Finally ready, I wrestled an irritable toddler into bed, hoping he wouldn’t vomit cheesy crisps in my hair, kissed my daughter goodbye and teetered down the street in ridiculous heels, leaving my kids in the care of their grandparents. My husband works most weekends, otherwise I’d have left him holding the baby. Literally.
I knocked on Friend Number Two’s door. Inside, a couple of babysitters were looking after a clutch of children belonging to Friend Number Two and Friend Number Three. They were all having a sleepover while respective mummies enjoyed a night out. As I walked in, Friend Number Three fell half way down the stairs while trying to prise her youngest child off her leg. The kid clearly didn’t want mummy to go anywhere.
Meanwhile, Friend Number Two was telling Organised Mummy how her foot was sore after she had trodden on a piece of Lego and she didn’t know how long she’d be able to wear her heels before she would be pulling out the flats stashed in her handbag. Friend Number Four was on the phone to her husband.
“It’s got a bow on it”, she was saying, “black, rounded toe”.
I looked down at her feet.
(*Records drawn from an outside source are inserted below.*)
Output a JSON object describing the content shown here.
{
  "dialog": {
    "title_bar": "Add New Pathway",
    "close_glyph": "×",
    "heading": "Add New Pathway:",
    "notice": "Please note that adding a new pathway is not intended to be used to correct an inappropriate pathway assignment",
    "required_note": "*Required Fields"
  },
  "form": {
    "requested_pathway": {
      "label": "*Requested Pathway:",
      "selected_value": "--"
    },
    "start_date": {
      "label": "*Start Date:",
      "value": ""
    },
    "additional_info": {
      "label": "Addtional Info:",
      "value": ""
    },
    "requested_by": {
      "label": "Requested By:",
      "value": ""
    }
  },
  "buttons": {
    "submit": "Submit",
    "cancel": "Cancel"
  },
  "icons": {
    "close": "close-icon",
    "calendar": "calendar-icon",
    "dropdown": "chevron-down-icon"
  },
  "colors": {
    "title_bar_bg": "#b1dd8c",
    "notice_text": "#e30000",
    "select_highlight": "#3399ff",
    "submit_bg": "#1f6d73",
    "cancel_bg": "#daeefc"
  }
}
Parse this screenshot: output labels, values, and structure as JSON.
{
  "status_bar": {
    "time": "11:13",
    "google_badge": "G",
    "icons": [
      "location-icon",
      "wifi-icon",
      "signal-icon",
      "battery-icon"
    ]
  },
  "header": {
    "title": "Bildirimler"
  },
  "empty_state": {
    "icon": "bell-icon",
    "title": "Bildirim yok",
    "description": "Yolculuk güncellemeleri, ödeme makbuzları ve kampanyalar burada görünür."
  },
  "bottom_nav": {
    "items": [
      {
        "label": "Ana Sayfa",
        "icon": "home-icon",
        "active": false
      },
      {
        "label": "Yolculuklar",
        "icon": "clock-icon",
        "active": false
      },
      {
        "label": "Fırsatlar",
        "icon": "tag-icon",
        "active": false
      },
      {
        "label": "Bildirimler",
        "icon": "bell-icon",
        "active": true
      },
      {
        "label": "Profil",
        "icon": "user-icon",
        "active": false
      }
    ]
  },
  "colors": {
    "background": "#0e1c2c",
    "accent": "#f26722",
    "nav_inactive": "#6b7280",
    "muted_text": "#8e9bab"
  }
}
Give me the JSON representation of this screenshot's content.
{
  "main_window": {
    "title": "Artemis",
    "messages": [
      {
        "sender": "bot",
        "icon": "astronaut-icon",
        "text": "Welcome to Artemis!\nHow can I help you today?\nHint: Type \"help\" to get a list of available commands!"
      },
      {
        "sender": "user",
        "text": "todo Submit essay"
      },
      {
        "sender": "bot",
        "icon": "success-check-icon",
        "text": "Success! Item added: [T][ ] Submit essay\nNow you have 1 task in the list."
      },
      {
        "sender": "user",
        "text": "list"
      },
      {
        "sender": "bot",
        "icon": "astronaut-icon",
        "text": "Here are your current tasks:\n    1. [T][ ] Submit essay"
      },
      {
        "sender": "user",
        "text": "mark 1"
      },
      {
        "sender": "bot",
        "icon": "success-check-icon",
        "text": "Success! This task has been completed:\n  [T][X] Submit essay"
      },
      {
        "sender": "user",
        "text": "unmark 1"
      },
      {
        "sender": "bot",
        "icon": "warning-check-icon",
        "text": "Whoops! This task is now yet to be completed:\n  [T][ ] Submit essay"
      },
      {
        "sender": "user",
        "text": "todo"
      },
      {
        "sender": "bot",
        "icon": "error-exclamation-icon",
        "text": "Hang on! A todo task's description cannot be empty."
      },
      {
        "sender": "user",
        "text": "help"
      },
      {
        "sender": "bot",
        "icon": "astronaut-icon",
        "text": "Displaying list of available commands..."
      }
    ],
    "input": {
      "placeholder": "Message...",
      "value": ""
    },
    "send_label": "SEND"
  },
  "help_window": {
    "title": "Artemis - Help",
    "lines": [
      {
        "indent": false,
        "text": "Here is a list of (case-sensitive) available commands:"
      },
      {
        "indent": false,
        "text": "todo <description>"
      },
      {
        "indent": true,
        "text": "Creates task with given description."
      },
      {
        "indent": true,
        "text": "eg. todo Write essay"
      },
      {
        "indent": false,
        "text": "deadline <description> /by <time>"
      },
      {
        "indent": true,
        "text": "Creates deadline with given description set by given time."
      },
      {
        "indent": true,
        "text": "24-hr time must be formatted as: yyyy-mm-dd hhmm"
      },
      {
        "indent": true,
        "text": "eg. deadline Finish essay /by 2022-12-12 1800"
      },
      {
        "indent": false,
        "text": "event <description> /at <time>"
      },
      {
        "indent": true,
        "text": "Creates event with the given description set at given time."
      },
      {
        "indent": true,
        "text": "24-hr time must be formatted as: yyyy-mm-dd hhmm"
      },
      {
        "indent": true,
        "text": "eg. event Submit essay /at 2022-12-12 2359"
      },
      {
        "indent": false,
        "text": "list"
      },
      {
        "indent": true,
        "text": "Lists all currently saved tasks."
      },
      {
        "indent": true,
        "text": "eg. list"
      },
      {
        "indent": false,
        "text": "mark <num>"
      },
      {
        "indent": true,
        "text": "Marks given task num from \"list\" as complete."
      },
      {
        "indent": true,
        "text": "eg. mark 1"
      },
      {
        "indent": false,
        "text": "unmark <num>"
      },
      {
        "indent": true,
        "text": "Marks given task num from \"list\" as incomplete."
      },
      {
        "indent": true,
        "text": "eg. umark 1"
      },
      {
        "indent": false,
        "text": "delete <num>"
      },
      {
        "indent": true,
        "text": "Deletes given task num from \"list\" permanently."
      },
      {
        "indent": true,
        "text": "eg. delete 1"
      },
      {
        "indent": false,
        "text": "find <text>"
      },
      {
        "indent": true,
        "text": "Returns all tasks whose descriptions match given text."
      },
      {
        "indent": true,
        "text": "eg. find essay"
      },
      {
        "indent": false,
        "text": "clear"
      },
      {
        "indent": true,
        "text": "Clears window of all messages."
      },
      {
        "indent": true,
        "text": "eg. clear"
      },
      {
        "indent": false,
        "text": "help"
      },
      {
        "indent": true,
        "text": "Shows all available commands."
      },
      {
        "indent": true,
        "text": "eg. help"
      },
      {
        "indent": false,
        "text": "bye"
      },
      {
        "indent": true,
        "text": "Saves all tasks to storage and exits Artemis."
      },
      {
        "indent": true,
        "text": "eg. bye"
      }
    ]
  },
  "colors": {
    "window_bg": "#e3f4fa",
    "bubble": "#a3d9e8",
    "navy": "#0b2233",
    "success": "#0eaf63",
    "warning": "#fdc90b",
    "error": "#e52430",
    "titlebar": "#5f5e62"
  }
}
She had left her house wearing odd shoes and was making arrangements for her other half to meet her in town with the matching shoe.
The taxi driver, who had turned up early and been waiting for 10 minutes, tooted his horn. Friends Two, Three and Four were a little flustered. Organised Mummy was calmly sipping her rosé.
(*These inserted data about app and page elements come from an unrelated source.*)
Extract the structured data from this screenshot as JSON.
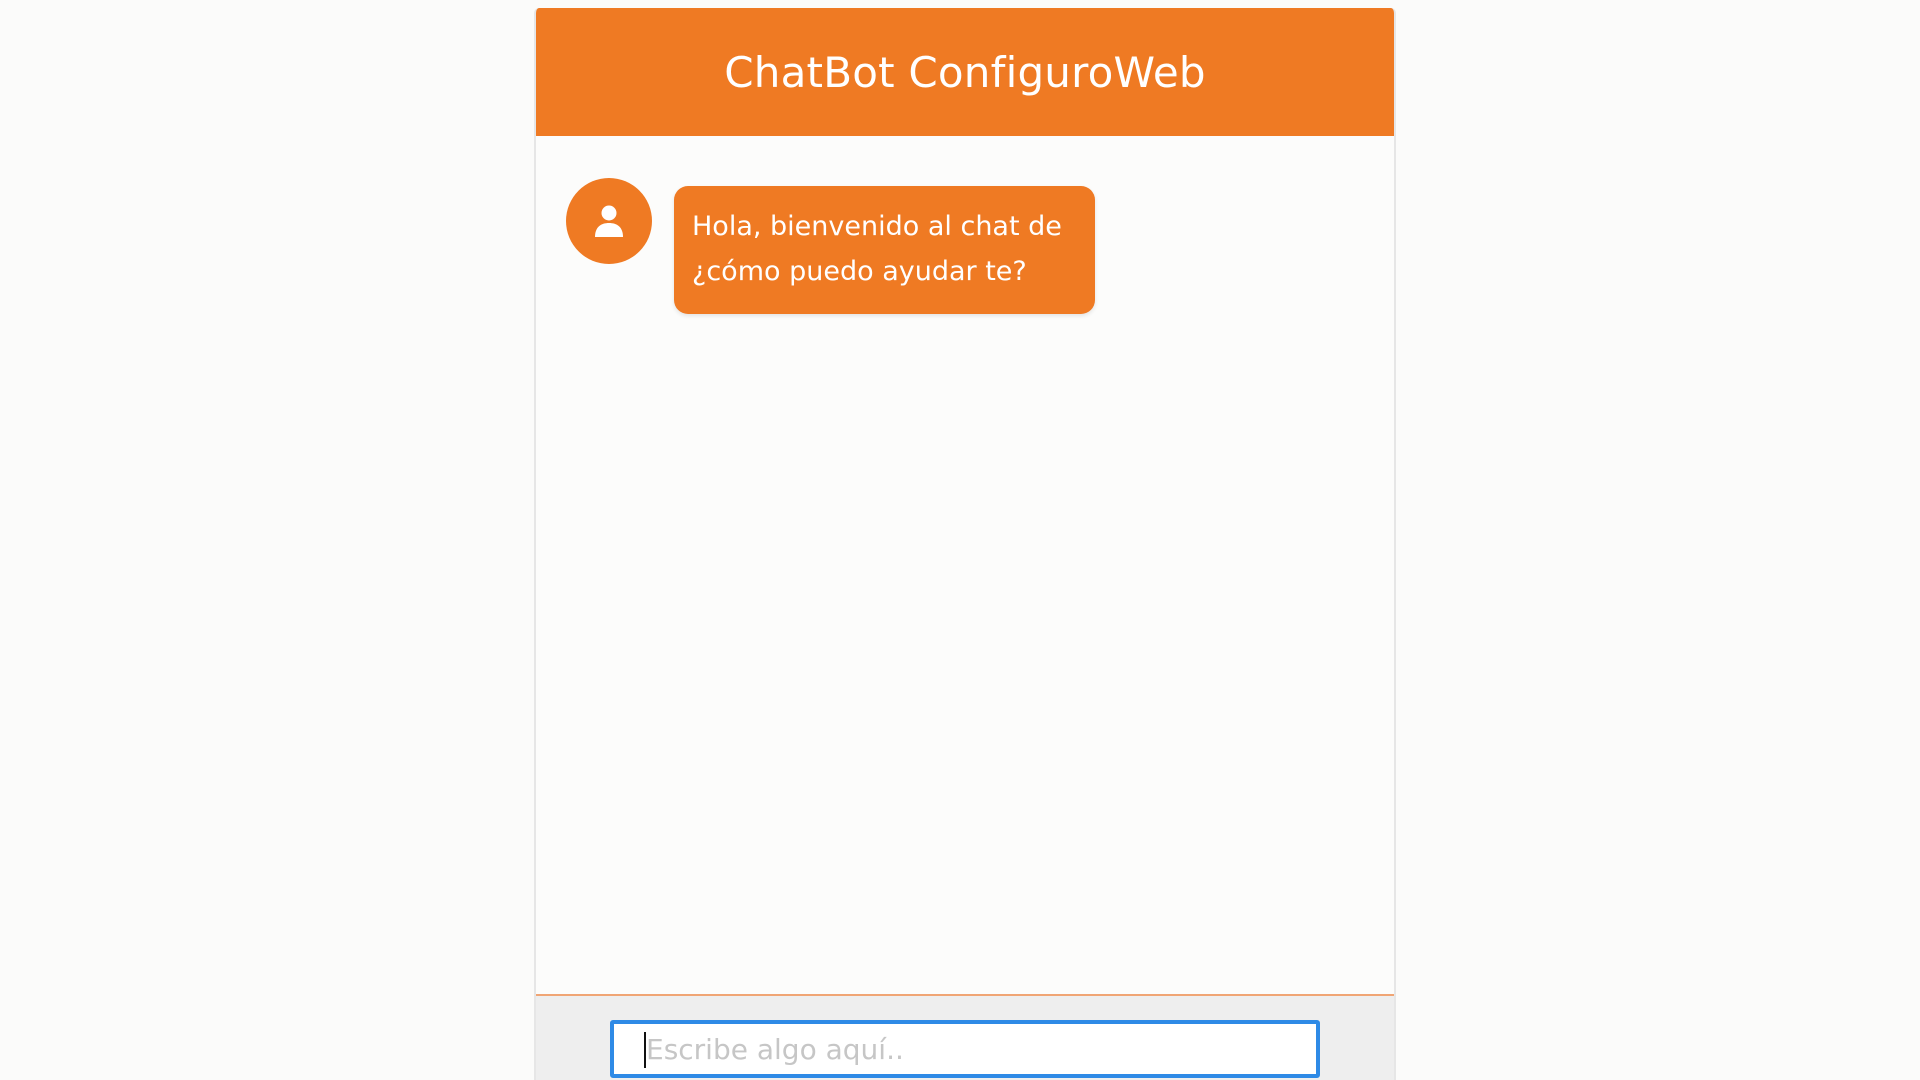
{
  "header": {
    "title": "ChatBot ConfiguroWeb"
  },
  "messages": [
    {
      "sender": "bot",
      "avatar_icon": "user-icon",
      "text": "Hola, bienvenido al chat de ¿cómo puedo ayudar te?"
    }
  ],
  "input": {
    "placeholder": "Escribe algo aquí..",
    "value": ""
  },
  "colors": {
    "brand": "#ef7a23",
    "focus": "#2e8ae6",
    "background": "#fbfbfa"
  }
}
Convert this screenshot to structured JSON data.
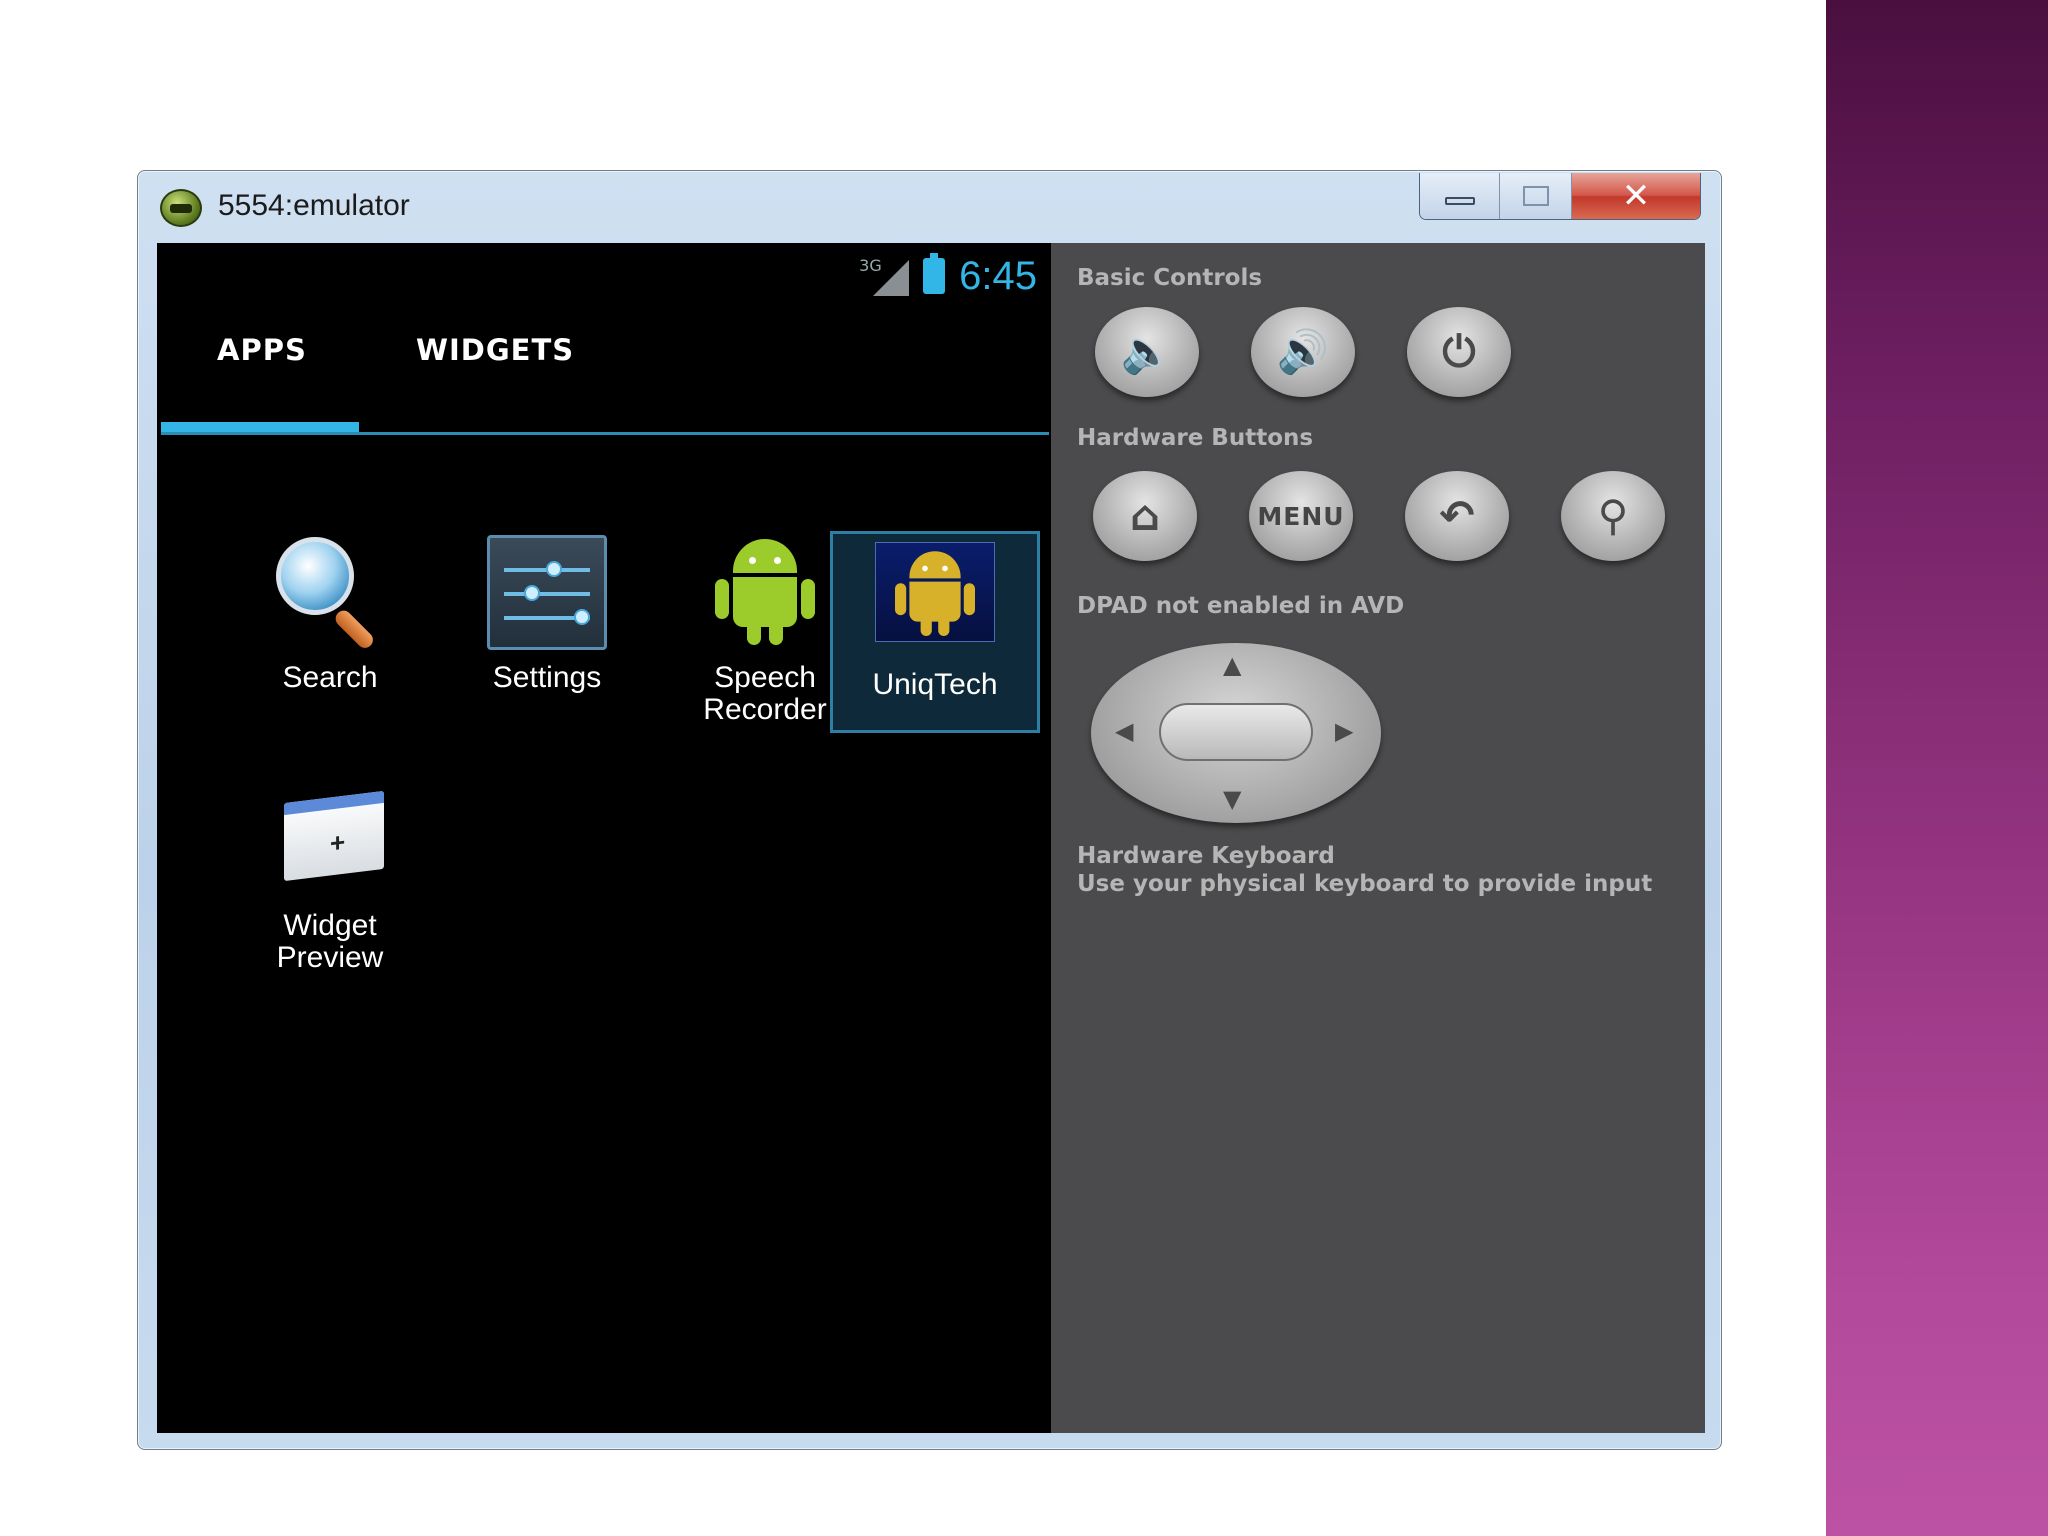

“Shall we go?” she said.
Friend Number Three still had a small child attached to her. “Shall we just stay in and get a takeaway?” she replied. The babysitters came to the rescue and persuaded the youngster to let go of her mummy. It wasn’t pretty.
With the howls of “mummy, don’t go” still ringing in our ears we clambered into the taxi. We didn’t have time to apply fake lashes, or finish our wine but some of us were feeling a tad giddy from the heady combination of stress hormones and inhaling too much of our own Chanel No5.
Did we drink cocktails, dance and let the good times roll? Of course we did.
Did we have hangovers we regretted for the next two days? You betcha.
Did anyone make us a bacon butty and a cuppa to ease said hangover? That’s a ‘no’ then.
Do we have another night out penciled in the diary? Hell, yes! Sometime in September 2017 is a definite maybe for at least three of us.
So, the next time you bump into a group of mummy friends out on the town, spare a thought for the sheer effort they will have gone to just to be there.
It’s a miracle if they are wearing matching shoes.
About Sam Curtis
Sam, 46, is a columnist for the Lincolnshire Echo newspaper and writes for parenting magazine Molly’s Guide. She lives in the beautiful cathedral city of Lincoln, in a house that’s not as clean or tidy as she’d like with her husband and their two children: A tweenage daughter, 10, and toddler son, 2, who is often mistaken for a Tazmanian Devil in supermarkets. She owns two psychotic cats and will settle for chocolate when the Merlot runs dry.